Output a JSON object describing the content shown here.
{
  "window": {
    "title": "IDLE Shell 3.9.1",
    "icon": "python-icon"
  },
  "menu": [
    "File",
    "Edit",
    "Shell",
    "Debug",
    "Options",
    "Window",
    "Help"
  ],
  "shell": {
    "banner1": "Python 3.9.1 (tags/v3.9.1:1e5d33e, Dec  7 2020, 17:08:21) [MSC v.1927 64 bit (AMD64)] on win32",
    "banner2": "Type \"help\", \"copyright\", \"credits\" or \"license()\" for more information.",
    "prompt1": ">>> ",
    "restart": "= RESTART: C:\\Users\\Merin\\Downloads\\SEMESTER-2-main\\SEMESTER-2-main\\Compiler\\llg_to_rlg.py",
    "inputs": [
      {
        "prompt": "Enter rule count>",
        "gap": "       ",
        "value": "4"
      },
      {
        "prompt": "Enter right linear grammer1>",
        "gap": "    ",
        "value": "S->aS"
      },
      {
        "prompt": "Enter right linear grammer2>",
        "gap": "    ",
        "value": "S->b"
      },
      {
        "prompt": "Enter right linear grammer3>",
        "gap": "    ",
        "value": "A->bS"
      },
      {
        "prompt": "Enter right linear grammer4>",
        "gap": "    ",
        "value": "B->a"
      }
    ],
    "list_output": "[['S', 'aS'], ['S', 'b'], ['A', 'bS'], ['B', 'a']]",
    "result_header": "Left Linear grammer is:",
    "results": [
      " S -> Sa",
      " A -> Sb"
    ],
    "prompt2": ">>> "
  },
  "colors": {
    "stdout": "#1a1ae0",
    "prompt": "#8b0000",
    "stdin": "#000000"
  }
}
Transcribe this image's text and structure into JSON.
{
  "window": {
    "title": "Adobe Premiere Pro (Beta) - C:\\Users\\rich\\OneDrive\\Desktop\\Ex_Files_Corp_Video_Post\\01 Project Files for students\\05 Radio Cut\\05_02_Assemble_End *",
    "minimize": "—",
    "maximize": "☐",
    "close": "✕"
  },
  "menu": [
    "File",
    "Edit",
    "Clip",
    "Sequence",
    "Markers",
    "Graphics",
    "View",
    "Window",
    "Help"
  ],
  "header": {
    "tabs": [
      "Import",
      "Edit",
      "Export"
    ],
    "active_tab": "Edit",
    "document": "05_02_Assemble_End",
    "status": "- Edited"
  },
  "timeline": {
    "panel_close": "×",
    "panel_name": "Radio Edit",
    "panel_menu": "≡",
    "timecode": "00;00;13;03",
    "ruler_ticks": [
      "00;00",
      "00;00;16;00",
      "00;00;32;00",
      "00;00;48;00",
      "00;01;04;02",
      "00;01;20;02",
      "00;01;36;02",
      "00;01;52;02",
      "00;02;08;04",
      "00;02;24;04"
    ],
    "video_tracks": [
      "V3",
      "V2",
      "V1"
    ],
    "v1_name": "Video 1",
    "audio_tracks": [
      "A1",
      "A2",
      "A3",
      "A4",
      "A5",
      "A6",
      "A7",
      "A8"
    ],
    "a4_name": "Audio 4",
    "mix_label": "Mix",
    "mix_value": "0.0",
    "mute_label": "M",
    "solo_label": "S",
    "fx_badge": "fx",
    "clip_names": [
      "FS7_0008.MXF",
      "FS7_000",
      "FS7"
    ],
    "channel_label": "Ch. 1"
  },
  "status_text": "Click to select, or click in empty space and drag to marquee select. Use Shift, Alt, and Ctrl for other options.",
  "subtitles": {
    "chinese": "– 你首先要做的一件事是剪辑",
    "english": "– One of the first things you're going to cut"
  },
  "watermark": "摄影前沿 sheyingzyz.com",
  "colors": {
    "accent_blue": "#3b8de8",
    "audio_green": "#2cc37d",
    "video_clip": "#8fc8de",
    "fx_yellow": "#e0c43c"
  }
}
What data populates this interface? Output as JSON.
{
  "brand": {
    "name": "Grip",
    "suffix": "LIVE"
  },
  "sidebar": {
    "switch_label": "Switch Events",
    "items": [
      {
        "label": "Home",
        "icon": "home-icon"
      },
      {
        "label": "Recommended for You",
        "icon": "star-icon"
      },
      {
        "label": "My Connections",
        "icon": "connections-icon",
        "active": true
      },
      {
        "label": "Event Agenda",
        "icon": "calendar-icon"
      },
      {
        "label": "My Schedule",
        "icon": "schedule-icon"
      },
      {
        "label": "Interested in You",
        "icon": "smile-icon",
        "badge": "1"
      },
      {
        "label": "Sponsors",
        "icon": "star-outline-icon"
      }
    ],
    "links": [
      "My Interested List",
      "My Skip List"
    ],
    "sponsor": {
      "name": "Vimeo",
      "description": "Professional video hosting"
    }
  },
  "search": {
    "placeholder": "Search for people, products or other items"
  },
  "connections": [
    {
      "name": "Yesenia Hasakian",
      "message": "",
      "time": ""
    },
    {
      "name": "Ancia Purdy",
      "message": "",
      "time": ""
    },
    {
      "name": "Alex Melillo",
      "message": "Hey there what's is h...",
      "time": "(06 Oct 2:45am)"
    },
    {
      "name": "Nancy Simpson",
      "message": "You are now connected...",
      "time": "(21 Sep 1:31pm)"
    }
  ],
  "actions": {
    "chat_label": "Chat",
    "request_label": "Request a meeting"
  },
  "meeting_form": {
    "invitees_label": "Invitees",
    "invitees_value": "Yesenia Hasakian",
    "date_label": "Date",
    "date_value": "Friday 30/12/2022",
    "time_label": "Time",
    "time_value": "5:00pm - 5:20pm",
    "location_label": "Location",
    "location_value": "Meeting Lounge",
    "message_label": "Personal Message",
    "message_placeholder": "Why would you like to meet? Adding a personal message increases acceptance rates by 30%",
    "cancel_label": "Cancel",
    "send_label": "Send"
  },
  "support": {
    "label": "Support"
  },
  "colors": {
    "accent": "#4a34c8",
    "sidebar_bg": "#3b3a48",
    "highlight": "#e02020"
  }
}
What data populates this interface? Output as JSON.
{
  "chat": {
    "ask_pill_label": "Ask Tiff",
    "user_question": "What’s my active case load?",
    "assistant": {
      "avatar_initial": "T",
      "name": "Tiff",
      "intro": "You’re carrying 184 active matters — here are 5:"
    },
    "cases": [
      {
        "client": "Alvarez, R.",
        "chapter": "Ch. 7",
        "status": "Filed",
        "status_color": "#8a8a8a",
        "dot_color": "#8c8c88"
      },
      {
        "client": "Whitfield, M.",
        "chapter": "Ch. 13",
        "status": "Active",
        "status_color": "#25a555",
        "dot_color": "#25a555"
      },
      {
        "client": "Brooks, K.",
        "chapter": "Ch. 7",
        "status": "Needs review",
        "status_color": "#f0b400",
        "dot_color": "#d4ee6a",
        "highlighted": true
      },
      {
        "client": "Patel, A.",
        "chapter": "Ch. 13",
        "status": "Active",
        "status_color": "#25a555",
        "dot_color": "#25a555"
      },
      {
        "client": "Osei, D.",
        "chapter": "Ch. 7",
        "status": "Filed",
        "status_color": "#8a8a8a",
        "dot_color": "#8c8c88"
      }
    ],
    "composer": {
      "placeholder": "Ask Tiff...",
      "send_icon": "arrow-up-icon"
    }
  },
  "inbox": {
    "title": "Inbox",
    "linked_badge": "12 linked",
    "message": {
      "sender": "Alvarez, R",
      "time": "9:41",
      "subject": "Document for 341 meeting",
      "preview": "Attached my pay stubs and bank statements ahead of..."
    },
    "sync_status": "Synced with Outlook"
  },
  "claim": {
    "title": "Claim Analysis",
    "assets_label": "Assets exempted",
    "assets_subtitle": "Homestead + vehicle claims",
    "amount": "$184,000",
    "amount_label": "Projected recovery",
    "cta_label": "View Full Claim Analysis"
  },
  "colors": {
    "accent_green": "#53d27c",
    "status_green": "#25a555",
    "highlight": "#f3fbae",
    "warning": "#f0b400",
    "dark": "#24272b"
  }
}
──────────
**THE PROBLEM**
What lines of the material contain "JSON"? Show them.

**THE ANSWER**
Output a JSON object describing the content shown here.
Transcribe this image's text and structure into JSON.
What data populates this interface? Output as JSON.
What data populates this interface? Output as JSON.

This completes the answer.